━━━ LISTED RECORDS
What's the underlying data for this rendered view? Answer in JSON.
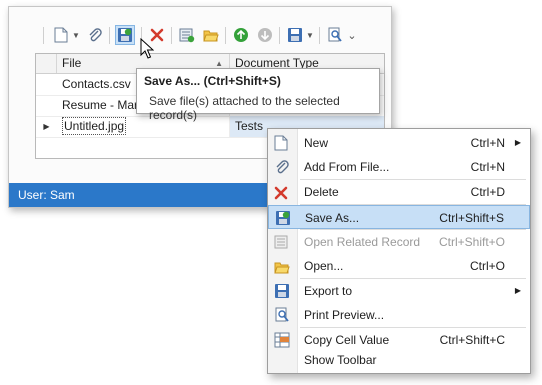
{
  "toolbar": {
    "icons": [
      "new-doc-icon",
      "dropdown-arrow-icon",
      "paperclip-icon",
      "save-as-icon",
      "delete-icon",
      "open-related-icon",
      "open-folder-icon",
      "refresh-icon",
      "refresh-disabled-icon",
      "export-icon",
      "dropdown-arrow-icon",
      "print-preview-icon",
      "chevron-down-icon"
    ]
  },
  "grid": {
    "columns": [
      "File",
      "Document Type"
    ],
    "rows": [
      {
        "file": "Contacts.csv",
        "type": ""
      },
      {
        "file": "Resume - Mary",
        "type": ""
      },
      {
        "file": "Untitled.jpg",
        "type": "Tests"
      }
    ]
  },
  "status": {
    "text": "User: Sam"
  },
  "tooltip": {
    "title": "Save As... (Ctrl+Shift+S)",
    "description": "Save file(s) attached to the selected record(s)"
  },
  "menu": {
    "items": [
      {
        "label": "New",
        "shortcut": "Ctrl+N",
        "icon": "new-doc-icon",
        "submenu": true
      },
      {
        "label": "Add From File...",
        "shortcut": "Ctrl+N",
        "icon": "paperclip-icon"
      },
      {
        "label": "Delete",
        "shortcut": "Ctrl+D",
        "icon": "delete-icon"
      },
      {
        "label": "Save As...",
        "shortcut": "Ctrl+Shift+S",
        "icon": "save-as-icon",
        "highlighted": true
      },
      {
        "label": "Open Related Record",
        "shortcut": "Ctrl+Shift+O",
        "icon": "open-related-icon",
        "disabled": true
      },
      {
        "label": "Open...",
        "shortcut": "Ctrl+O",
        "icon": "open-folder-icon"
      },
      {
        "label": "Export to",
        "shortcut": "",
        "icon": "export-icon",
        "submenu": true
      },
      {
        "label": "Print Preview...",
        "shortcut": "",
        "icon": "print-preview-icon"
      },
      {
        "label": "Copy Cell Value",
        "shortcut": "Ctrl+Shift+C",
        "icon": "copy-cell-icon"
      },
      {
        "label": "Show Toolbar",
        "shortcut": "",
        "icon": ""
      }
    ]
  },
  "colors": {
    "status_bar": "#2b78c9",
    "highlight": "#c7dff6",
    "delete_red": "#d33a2c"
  }
}
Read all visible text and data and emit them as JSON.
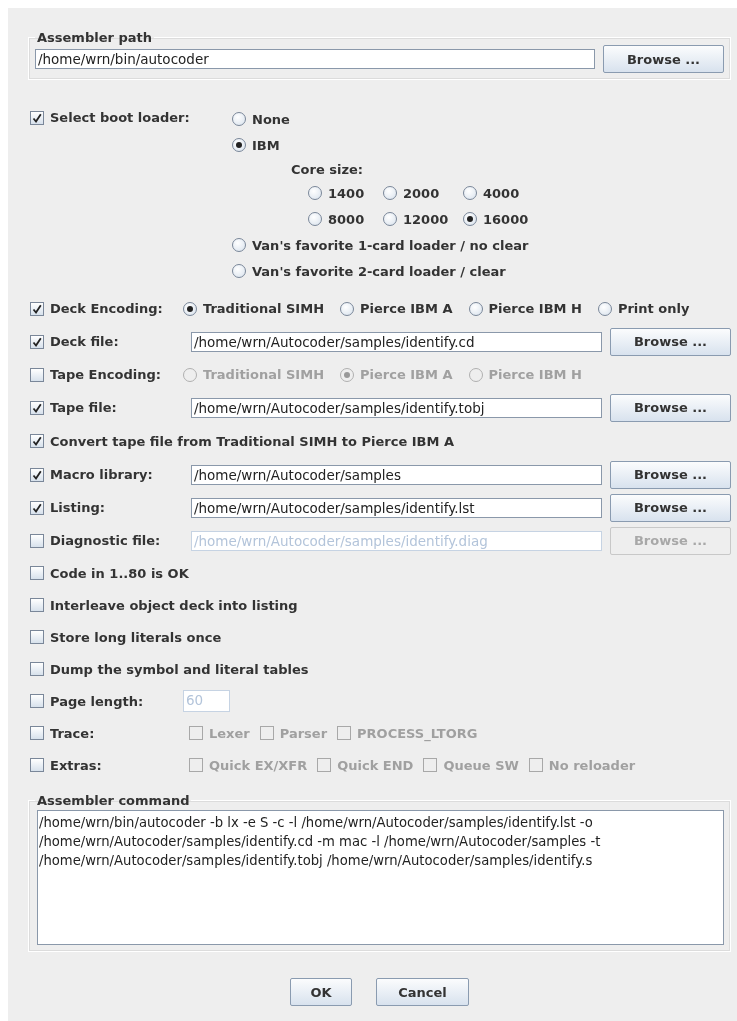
{
  "assembler_path": {
    "title": "Assembler path",
    "value": "/home/wrn/bin/autocoder",
    "button": "Browse ..."
  },
  "boot_loader": {
    "checked": true,
    "label": "Select boot loader:",
    "options": [
      {
        "label": "None",
        "selected": false
      },
      {
        "label": "IBM",
        "selected": true,
        "core_size": {
          "label": "Core size:",
          "sizes": [
            {
              "label": "1400",
              "selected": false
            },
            {
              "label": "2000",
              "selected": false
            },
            {
              "label": "4000",
              "selected": false
            },
            {
              "label": "8000",
              "selected": false
            },
            {
              "label": "12000",
              "selected": false
            },
            {
              "label": "16000",
              "selected": true
            }
          ]
        }
      },
      {
        "label": "Van's favorite 1-card loader / no clear",
        "selected": false
      },
      {
        "label": "Van's favorite 2-card loader / clear",
        "selected": false
      }
    ]
  },
  "rows": [
    {
      "kind": "radios",
      "checked": true,
      "label": "Deck Encoding:",
      "disabled": false,
      "options": [
        {
          "label": "Traditional SIMH",
          "selected": true
        },
        {
          "label": "Pierce IBM A",
          "selected": false
        },
        {
          "label": "Pierce IBM H",
          "selected": false
        },
        {
          "label": "Print only",
          "selected": false
        }
      ]
    },
    {
      "kind": "file",
      "checked": true,
      "label": "Deck file:",
      "value": "/home/wrn/Autocoder/samples/identify.cd",
      "button": "Browse ...",
      "disabled": false
    },
    {
      "kind": "radios",
      "checked": false,
      "label": "Tape Encoding:",
      "disabled": true,
      "options": [
        {
          "label": "Traditional SIMH",
          "selected": false
        },
        {
          "label": "Pierce IBM A",
          "selected": true
        },
        {
          "label": "Pierce IBM H",
          "selected": false
        }
      ]
    },
    {
      "kind": "file",
      "checked": true,
      "label": "Tape file:",
      "value": "/home/wrn/Autocoder/samples/identify.tobj",
      "button": "Browse ...",
      "disabled": false
    },
    {
      "kind": "check",
      "checked": true,
      "label": "Convert tape file from Traditional SIMH to Pierce IBM A"
    },
    {
      "kind": "file",
      "checked": true,
      "label": "Macro library:",
      "value": "/home/wrn/Autocoder/samples",
      "button": "Browse ...",
      "disabled": false
    },
    {
      "kind": "file",
      "checked": true,
      "label": "Listing:",
      "value": "/home/wrn/Autocoder/samples/identify.lst",
      "button": "Browse ...",
      "disabled": false
    },
    {
      "kind": "file",
      "checked": false,
      "label": "Diagnostic file:",
      "value": "/home/wrn/Autocoder/samples/identify.diag",
      "button": "Browse ...",
      "disabled": true
    },
    {
      "kind": "check",
      "checked": false,
      "label": "Code in 1..80 is OK"
    },
    {
      "kind": "check",
      "checked": false,
      "label": "Interleave object deck into listing"
    },
    {
      "kind": "check",
      "checked": false,
      "label": "Store long literals once"
    },
    {
      "kind": "check",
      "checked": false,
      "label": "Dump the symbol and literal tables"
    },
    {
      "kind": "number",
      "checked": false,
      "label": "Page length:",
      "value": "60",
      "disabled": true
    },
    {
      "kind": "checks",
      "checked": false,
      "label": "Trace:",
      "disabled": true,
      "options": [
        {
          "label": "Lexer",
          "checked": false
        },
        {
          "label": "Parser",
          "checked": false
        },
        {
          "label": "PROCESS_LTORG",
          "checked": false
        }
      ]
    },
    {
      "kind": "checks",
      "checked": false,
      "label": "Extras:",
      "disabled": true,
      "options": [
        {
          "label": "Quick EX/XFR",
          "checked": false
        },
        {
          "label": "Quick END",
          "checked": false
        },
        {
          "label": "Queue SW",
          "checked": false
        },
        {
          "label": "No reloader",
          "checked": false
        }
      ]
    }
  ],
  "assembler_command": {
    "title": "Assembler command",
    "lines": [
      "/home/wrn/bin/autocoder -b lx -e S -c -l /home/wrn/Autocoder/samples/identify.lst -o",
      "/home/wrn/Autocoder/samples/identify.cd -m mac -l /home/wrn/Autocoder/samples -t",
      "/home/wrn/Autocoder/samples/identify.tobj /home/wrn/Autocoder/samples/identify.s"
    ]
  },
  "buttons": [
    "OK",
    "Cancel"
  ]
}
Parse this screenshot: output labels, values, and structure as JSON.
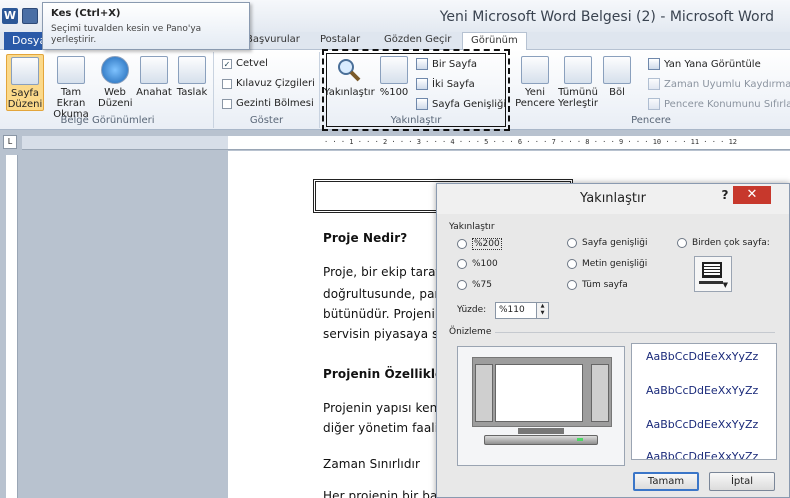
{
  "window": {
    "title": "Yeni Microsoft Word Belgesi (2)  -  Microsoft Word"
  },
  "tooltip": {
    "title": "Kes (Ctrl+X)",
    "body": "Seçimi tuvalden kesin ve Pano'ya yerleştirir."
  },
  "tabs": {
    "file": "Dosya",
    "items": [
      "Başvurular",
      "Postalar",
      "Gözden Geçir",
      "Görünüm"
    ],
    "active": "Görünüm"
  },
  "ribbon": {
    "belge_gorunumleri": {
      "label": "Belge Görünümleri",
      "buttons": [
        {
          "l1": "Sayfa",
          "l2": "Düzeni",
          "icon": "page-layout-icon"
        },
        {
          "l1": "Tam Ekran",
          "l2": "Okuma",
          "icon": "full-screen-reading-icon"
        },
        {
          "l1": "Web",
          "l2": "Düzeni",
          "icon": "web-layout-icon"
        },
        {
          "l1": "Anahat",
          "l2": "",
          "icon": "outline-icon"
        },
        {
          "l1": "Taslak",
          "l2": "",
          "icon": "draft-icon"
        }
      ]
    },
    "goster": {
      "label": "Göster",
      "items": [
        "Cetvel",
        "Kılavuz Çizgileri",
        "Gezinti Bölmesi"
      ],
      "checked": [
        true,
        false,
        false
      ]
    },
    "yakinlastir": {
      "label": "Yakınlaştır",
      "zoom": "Yakınlaştır",
      "percent": "%100",
      "one_page": "Bir Sayfa",
      "two_pages": "İki Sayfa",
      "page_width": "Sayfa Genişliği"
    },
    "pencere": {
      "label": "Pencere",
      "new_window": "Yeni Pencere",
      "arrange_all_1": "Tümünü",
      "arrange_all_2": "Yerleştir",
      "split": "Böl",
      "side_by_side": "Yan Yana Görüntüle",
      "sync_scroll": "Zaman Uyumlu Kaydırma",
      "reset_pos": "Pencere Konumunu Sıfırla"
    }
  },
  "ruler": {
    "ticks": "· · · 1 · · · 2 · · · 3 · · · 4 · · · 5 · · · 6 · · · 7 · · · 8 · · · 9 · · · 10 · · · 11 · · · 12"
  },
  "document": {
    "heading1": "Proje Nedir?",
    "line1": "Proje, bir ekip taraf",
    "line2": "doğrultusunde, par",
    "line3": "bütünüdür. Projeni",
    "line4": "servisin piyasaya sü",
    "heading2": "Projenin Özellikler",
    "line5": "Projenin yapısı kenc",
    "line6": "diğer yönetim faali",
    "line7": "Zaman Sınırlıdır",
    "line8": "Her projenin bir ba"
  },
  "dialog": {
    "title": "Yakınlaştır",
    "help": "?",
    "close": "✕",
    "group_label": "Yakınlaştır",
    "radios": {
      "p200": "%200",
      "p100": "%100",
      "p75": "%75",
      "page_width": "Sayfa genişliği",
      "text_width": "Metin genişliği",
      "whole_page": "Tüm sayfa",
      "many_pages": "Birden çok sayfa:"
    },
    "percent_label": "Yüzde:",
    "percent_value": "%110",
    "preview_label": "Önizleme",
    "sample_text": "AaBbCcDdEeXxYyZz",
    "ok": "Tamam",
    "cancel": "İptal"
  }
}
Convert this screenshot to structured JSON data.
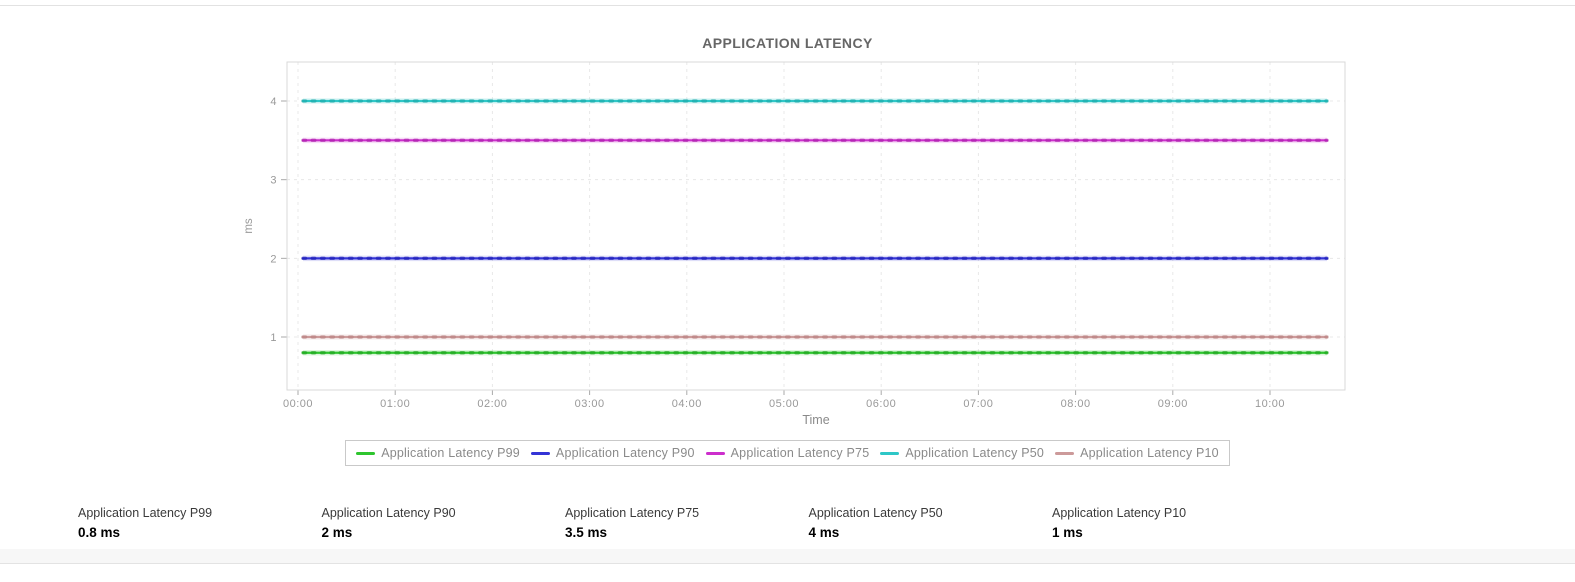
{
  "chart_data": {
    "type": "line",
    "title": "APPLICATION LATENCY",
    "xlabel": "Time",
    "ylabel": "ms",
    "x_ticks": [
      "00:00",
      "01:00",
      "02:00",
      "03:00",
      "04:00",
      "05:00",
      "06:00",
      "07:00",
      "08:00",
      "09:00",
      "10:00"
    ],
    "y_ticks": [
      "1",
      "2",
      "3",
      "4"
    ],
    "ylim": [
      0.35,
      4.5
    ],
    "x_range": [
      "00:00",
      "10:45"
    ],
    "grid": "dashed",
    "legend_position": "bottom",
    "series": [
      {
        "key": "p99",
        "name": "Application Latency P99",
        "value": 0.8,
        "color": "#2ec52e",
        "dot_color": "#1ea11e"
      },
      {
        "key": "p90",
        "name": "Application Latency P90",
        "value": 2,
        "color": "#3434d6",
        "dot_color": "#1d1db4"
      },
      {
        "key": "p75",
        "name": "Application Latency P75",
        "value": 3.5,
        "color": "#cc2ecc",
        "dot_color": "#a91ea9"
      },
      {
        "key": "p50",
        "name": "Application Latency P50",
        "value": 4,
        "color": "#2ec7c7",
        "dot_color": "#1ba6a6"
      },
      {
        "key": "p10",
        "name": "Application Latency P10",
        "value": 1,
        "color": "#cc9a9a",
        "dot_color": "#b88080"
      }
    ]
  },
  "stats": [
    {
      "key": "p99",
      "label": "Application Latency P99",
      "value": "0.8 ms"
    },
    {
      "key": "p90",
      "label": "Application Latency P90",
      "value": "2 ms"
    },
    {
      "key": "p75",
      "label": "Application Latency P75",
      "value": "3.5 ms"
    },
    {
      "key": "p50",
      "label": "Application Latency P50",
      "value": "4 ms"
    },
    {
      "key": "p10",
      "label": "Application Latency P10",
      "value": "1 ms"
    }
  ]
}
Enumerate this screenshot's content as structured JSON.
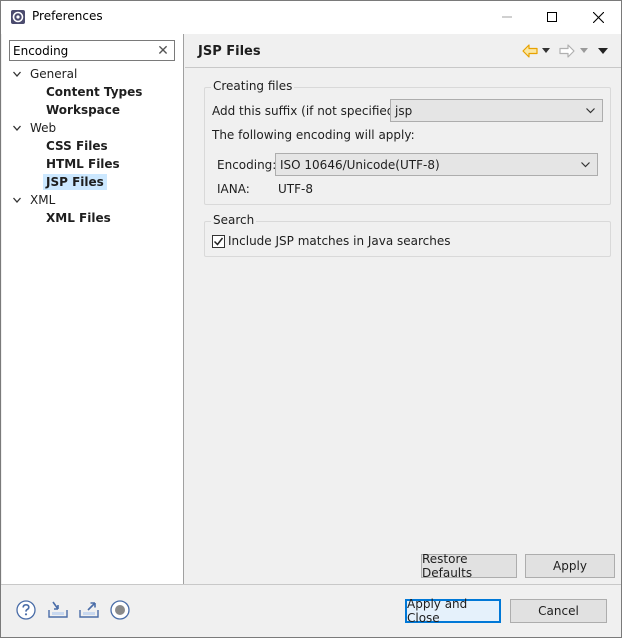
{
  "window": {
    "title": "Preferences",
    "icon": "eclipse-gear-icon"
  },
  "titlebar_buttons": {
    "minimize": "—",
    "maximize": "☐",
    "close": "✕"
  },
  "filter": {
    "value": "Encoding",
    "clear_icon": "✕"
  },
  "tree": [
    {
      "label": "General",
      "level": 0,
      "expanded": true
    },
    {
      "label": "Content Types",
      "level": 1
    },
    {
      "label": "Workspace",
      "level": 1
    },
    {
      "label": "Web",
      "level": 0,
      "expanded": true
    },
    {
      "label": "CSS Files",
      "level": 1
    },
    {
      "label": "HTML Files",
      "level": 1
    },
    {
      "label": "JSP Files",
      "level": 1,
      "selected": true
    },
    {
      "label": "XML",
      "level": 0,
      "expanded": true
    },
    {
      "label": "XML Files",
      "level": 1
    }
  ],
  "page": {
    "title": "JSP Files",
    "creating_group": {
      "title": "Creating files",
      "suffix_label": "Add this suffix (if not specified):",
      "suffix_value": "jsp",
      "encoding_intro": "The following encoding will apply:",
      "encoding_label": "Encoding:",
      "encoding_value": "ISO 10646/Unicode(UTF-8)",
      "iana_label": "IANA:",
      "iana_value": "UTF-8"
    },
    "search_group": {
      "title": "Search",
      "checkbox_label": "Include JSP matches in Java searches",
      "checked": true
    },
    "restore_defaults": "Restore Defaults",
    "apply": "Apply"
  },
  "bottom": {
    "apply_close": "Apply and Close",
    "cancel": "Cancel",
    "icons": [
      "help-icon",
      "import-icon",
      "export-icon",
      "record-icon"
    ]
  },
  "colors": {
    "accent": "#0078d7",
    "selection": "#cce8ff",
    "nav_back": "#e8a200",
    "nav_disabled": "#b0b0b0"
  }
}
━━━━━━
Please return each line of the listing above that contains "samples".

      "value": "/home/wrn/Autocoder/samples/identify.cd",
      "value": "/home/wrn/Autocoder/samples/identify.tobj",
      "value": "/home/wrn/Autocoder/samples",
      "value": "/home/wrn/Autocoder/samples/identify.lst",
      "value": "/home/wrn/Autocoder/samples/identify.diag",
      "/home/wrn/bin/autocoder -b lx -e S -c -l /home/wrn/Autocoder/samples/identify.lst -o",
      "/home/wrn/Autocoder/samples/identify.cd -m mac -l /home/wrn/Autocoder/samples -t",
      "/home/wrn/Autocoder/samples/identify.tobj /home/wrn/Autocoder/samples/identify.s"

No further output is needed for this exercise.